We all know you’re a busy man putting out the cones each day and agreeing with every decision Sir Alex Ferguson makes, so I’ll make this brief. Over the past four years you’ve been the assistant manager at Manchester United, following in the footsteps of such luminaries as Carlos Queiroz, Brian Kidd Steve McLaren, Archie Knox and erm….. Walter Smith. It’s not an easy job being second in command to the most successful manager in the history of football but you do it day in day out often with a smile, or at least a look of indifference on your face.
Many may wonder how on earth you actually got the job, after all, no offence but your United career was hardly the stuff of legend. There was the FA Cup final in 1990 of course, where you failed to cut out John Solako’s cross for Ian Wright’s second goal, but you played your part in our win so let’s not criticise too much.
Your finest moment arguably came in the 1991 European Cup Winners Cup final where you played admirably at right ‘wing’ keeping helping to try and contain Txiki Begiristain rather than anything too attacking, but that was the job you were there to do and you did it well. From then on your United career was all but over, reduced to cameos and bit parts as the team finally became all conquering. Considering some of the legends that have played during under Sir Alex at United, leaders such as Robson, Keane, Bruce and Neville it does seem odd to a few Reds that you’re the second most important man at the club but perhaps its your coaching record that got you there.
Stints as assistant to the tactical genius that is Gary Megson at such footballing powerhouses as Norwich City, Blackpool and Stockport County – where both you and Megson left each club under something of a cloud, seem to somehow convince Sir Alex you were the right man for a role at United’s centre of excellence, where you’ve now graduated to his assistant.

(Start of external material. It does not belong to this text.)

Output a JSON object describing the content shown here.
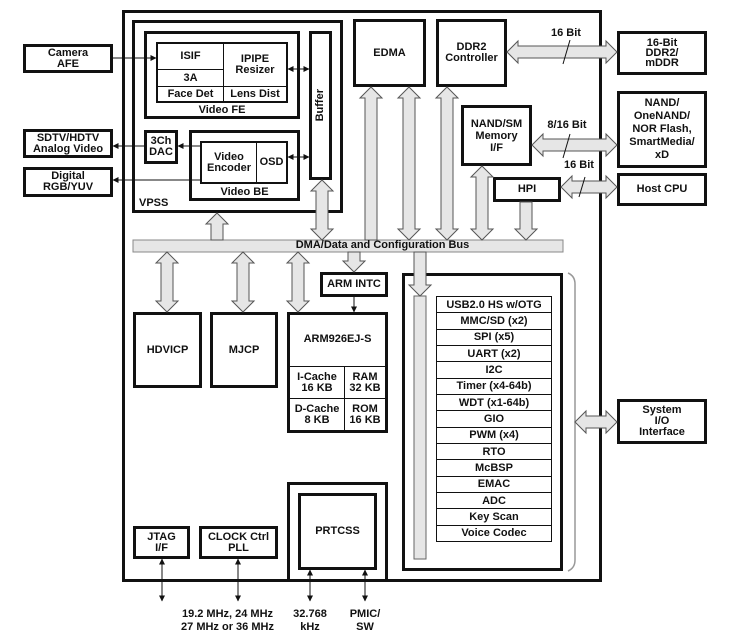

Regardless of your somewhat questionable credentials you’re now the assistant manager at Manchester United to a 70 year-old who understandably needs as much as input and help with team matters as he can get. It’s no secret that Carlos Queiroz was an opinionated man, never shy of questioning Sir Alex or even inputting his own ideas into match preparation, tactics and even player signings.
Since Queiroz left in 2008 United have won the league twice and reached the Champions League final twice, while that may seem successful there’s the feeling it could have been even greater had Sir Alex had the Portuguese assistant by his side.
“Why? What have I done wrong?!” I hear you cry. Well allow me to elucidate and forgive me if I delve into conjecture at points, but it’s difficult to fully know the inner machinations of the United dressing room without being there.
For starters there’s what we can physically see each match day, when United are struggling or playing badly- which isn’t as rare as we’d like to pretend, there seems to be very little action from yourself. No note taking, or frantic discussions with the gaffer, no shouting instructions to the players no conferring with the Rene Meulensteen who often seems as oblivious to you as what’s going on.
Then there’s the times when Sir Alex has made questionable decisions, still believing Ryan Giggs and Paul Scholes can cope with tough Premier League midfielders, failing TWICE to stop the threat of Moussa Dembele this season, preferring Anders Lindegaard to David De Gea, playing Danny Welbeck on the left wing. These are choices EVERY Red can see are wrong, yet the manager doesn’t, it’s understandable, he’s seen Giggs and Scholes play a massive part of his success, he’s quick tempered at times and seems to blame DDG for ‘mistakes’ that he deemed avoidable. As for Welbeck, there’s obvious plusses to having him on the pitch in any position, his energy and touch for one, but a winger he ain’t.
My question to you Michael, and indeed my entire point, is where were you? Where were you when Sir Alex started with the wrong midfield at least three times this season, where we’re you when we needed a voice to say “hey boss I think De Gea should be starting” where were you when it came time to suggest we either play Danny upfront or simply not at all?
You were probably sat there agreeing with every decision and I’m sorry but that’s just not good enough. Sir Alex needs a voice to question him at times, someone to make suggestions, perhaps have a different take on things and I fear that man is not you.
If I’m wrong I apologise, but I ask only this, when the boss tells you his team for tomorrow, if David De Gea isn’t in goal, try and grow a set and tell him he’s got it completely wrong and he could cost us dearly.